Popular Vacuum Maker is Working on an Electric Car
What do vacuums and electric cars have in common?
Dyson is getting into the automobile manufacturing game. The British vacuum-cleaner heavyweight is working on an electric sport utility vehicle that’s expected to compete with Tesla on the high-end market for pug in cars. The company appears to be betting that new battery technology will help separate it from the pack.
Word got out two years ago that Dyson was investing $2.7 billion in developing a new electric car. But details about the project remained sparse, until recently.
European publication Autocar uncovered patent filings showing that Dyson is working on a sport utility vehicle, something along the lines of the Tesla Model X. Company founder James Dyson told the publication that the development team is also researching two solid-state batteries to potentially power the cars.
Solid-state technology is an alternative to traditional lithium-ion batteries that significantly reduces charging time. Solid-state batteries use solid—rather than liquid—electrodes and electrolytes. Several carmakers, including Tesla, Ford, Toyota, and Chinese automaker Enovate, are also working on projects to eventually bring sold-state batteries to their electric cars.
The Dyson cars will initially be manufactured in England, before the company shifts the project to Singapore. The company has partnered with Michigan-based Sakti-3 to develop solid-state batteries.
How the California Lemon Law Protects Car Owners, Lessors
Dyson’s foray into car making comes as some of the biggest auto manufacturers are pouring a whole lot of money into electric vehicles. But in rushing to get new cars to market, manufacturers often overlook the finer points of production. Car makers recall millions of vehicles per year over defects and other issues that can raise safety hazards for drivers and everyone else on the road.
That’s where the California lemon law comes in. The Song-Beverly Consumer Warranty Act forces car manufacturers to make various repairs to vehicles while they are still under warranty. If the manufacturer is unable to properly repair the vehicle—or refuses to do so—it’s obligated to take the car back and reimburse the owner or lessor for the purchase price and other related costs, like financing and rental car charges. The car maker can also offer to replace the vehicle, but it’s up to the owner or lessor to decide whether to take that option.
The number of repair attempts that the manufacturer has to make before the law kicks in depends on the circumstances. The lemon law also requires the manufacturer to cover any legal fees that the owner or lessor incurs in enforcing his or her rights.
Speak With a California Lemon Lawyer
If you’re a California car owner or lessor with a defective vehicle, it’s important to seek the advice of an experienced attorney. The California lemon law attorneys at the Bickel Law Firm have represented hundreds of clients in defective vehicle cases across the state. We work tirelessly to resolve these cases for the people that we represent.

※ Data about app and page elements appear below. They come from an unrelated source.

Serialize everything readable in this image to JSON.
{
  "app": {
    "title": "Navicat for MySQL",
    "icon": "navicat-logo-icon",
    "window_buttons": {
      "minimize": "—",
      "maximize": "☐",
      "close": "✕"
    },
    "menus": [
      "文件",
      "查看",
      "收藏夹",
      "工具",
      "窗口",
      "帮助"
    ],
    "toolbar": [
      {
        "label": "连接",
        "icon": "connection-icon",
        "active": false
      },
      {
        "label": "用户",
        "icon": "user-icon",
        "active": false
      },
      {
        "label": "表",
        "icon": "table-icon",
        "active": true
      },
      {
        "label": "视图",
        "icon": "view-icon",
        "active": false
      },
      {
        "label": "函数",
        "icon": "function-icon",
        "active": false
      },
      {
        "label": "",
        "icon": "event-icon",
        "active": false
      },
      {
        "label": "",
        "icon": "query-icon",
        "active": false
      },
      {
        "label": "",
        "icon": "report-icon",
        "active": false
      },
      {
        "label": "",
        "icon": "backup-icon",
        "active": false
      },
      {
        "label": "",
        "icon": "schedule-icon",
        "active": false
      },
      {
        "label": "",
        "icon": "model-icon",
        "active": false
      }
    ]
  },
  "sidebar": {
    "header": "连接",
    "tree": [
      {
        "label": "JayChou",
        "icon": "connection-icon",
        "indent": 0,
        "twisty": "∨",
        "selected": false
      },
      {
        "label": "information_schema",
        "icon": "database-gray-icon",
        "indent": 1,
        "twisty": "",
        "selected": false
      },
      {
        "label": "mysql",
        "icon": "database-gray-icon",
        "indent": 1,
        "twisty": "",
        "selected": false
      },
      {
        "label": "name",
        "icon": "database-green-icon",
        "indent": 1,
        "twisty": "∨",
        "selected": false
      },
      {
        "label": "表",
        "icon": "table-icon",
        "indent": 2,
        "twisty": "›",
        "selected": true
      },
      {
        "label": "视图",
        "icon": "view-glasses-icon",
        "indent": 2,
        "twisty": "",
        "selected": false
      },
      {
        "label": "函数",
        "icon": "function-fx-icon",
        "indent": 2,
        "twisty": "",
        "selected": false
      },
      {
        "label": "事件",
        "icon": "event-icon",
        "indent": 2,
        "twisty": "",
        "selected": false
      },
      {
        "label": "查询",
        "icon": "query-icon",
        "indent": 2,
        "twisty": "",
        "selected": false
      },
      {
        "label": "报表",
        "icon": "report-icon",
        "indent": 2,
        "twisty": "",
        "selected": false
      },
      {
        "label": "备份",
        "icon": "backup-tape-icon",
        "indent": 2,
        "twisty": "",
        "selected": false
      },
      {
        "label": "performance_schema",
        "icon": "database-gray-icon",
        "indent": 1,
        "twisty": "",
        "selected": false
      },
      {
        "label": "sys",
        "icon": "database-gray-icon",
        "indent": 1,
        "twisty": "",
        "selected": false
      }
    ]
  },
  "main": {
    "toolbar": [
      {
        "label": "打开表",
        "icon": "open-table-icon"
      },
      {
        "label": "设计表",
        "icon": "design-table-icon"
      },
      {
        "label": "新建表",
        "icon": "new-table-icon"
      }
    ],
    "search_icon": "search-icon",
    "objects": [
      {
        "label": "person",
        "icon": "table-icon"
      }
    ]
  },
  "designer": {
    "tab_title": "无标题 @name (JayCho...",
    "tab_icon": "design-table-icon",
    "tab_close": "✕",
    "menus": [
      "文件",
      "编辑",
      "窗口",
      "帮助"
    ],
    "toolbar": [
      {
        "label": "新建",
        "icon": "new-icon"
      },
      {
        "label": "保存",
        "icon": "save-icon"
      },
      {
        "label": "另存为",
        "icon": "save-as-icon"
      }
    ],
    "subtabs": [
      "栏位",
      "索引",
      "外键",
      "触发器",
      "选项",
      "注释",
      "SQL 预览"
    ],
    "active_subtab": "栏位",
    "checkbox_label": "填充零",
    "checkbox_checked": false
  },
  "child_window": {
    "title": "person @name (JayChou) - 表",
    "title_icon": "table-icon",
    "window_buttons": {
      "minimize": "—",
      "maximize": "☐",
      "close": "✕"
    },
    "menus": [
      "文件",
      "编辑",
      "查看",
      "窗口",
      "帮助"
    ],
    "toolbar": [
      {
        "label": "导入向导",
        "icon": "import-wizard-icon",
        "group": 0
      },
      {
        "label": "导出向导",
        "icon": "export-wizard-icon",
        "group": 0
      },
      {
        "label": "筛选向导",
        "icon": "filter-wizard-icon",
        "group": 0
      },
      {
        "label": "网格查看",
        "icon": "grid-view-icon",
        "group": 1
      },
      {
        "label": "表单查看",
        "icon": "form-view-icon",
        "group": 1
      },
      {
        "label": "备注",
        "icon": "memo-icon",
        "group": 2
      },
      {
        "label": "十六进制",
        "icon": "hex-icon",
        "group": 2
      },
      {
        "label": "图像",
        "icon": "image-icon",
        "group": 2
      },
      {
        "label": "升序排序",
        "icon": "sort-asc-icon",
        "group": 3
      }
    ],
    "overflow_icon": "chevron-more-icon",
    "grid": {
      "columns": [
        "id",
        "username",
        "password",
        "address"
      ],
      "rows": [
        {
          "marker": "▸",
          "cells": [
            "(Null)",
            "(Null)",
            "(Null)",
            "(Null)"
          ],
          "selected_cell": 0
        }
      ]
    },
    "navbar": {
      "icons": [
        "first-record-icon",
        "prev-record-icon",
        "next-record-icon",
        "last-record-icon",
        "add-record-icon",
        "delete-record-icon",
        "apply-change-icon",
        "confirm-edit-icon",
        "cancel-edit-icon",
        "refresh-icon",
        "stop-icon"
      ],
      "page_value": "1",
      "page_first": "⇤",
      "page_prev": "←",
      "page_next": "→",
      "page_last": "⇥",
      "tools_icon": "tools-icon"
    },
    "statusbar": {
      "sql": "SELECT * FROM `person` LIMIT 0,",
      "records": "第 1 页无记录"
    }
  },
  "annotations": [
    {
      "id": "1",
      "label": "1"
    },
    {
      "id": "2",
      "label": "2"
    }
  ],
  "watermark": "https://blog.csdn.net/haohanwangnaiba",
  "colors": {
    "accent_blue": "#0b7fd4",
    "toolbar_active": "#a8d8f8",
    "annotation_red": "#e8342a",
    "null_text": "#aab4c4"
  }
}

Our offices are conveniently located in Los Angeles, San Diego and San Francisco. Call us at (888) 800-1983 or contact us online to speak with an attorney.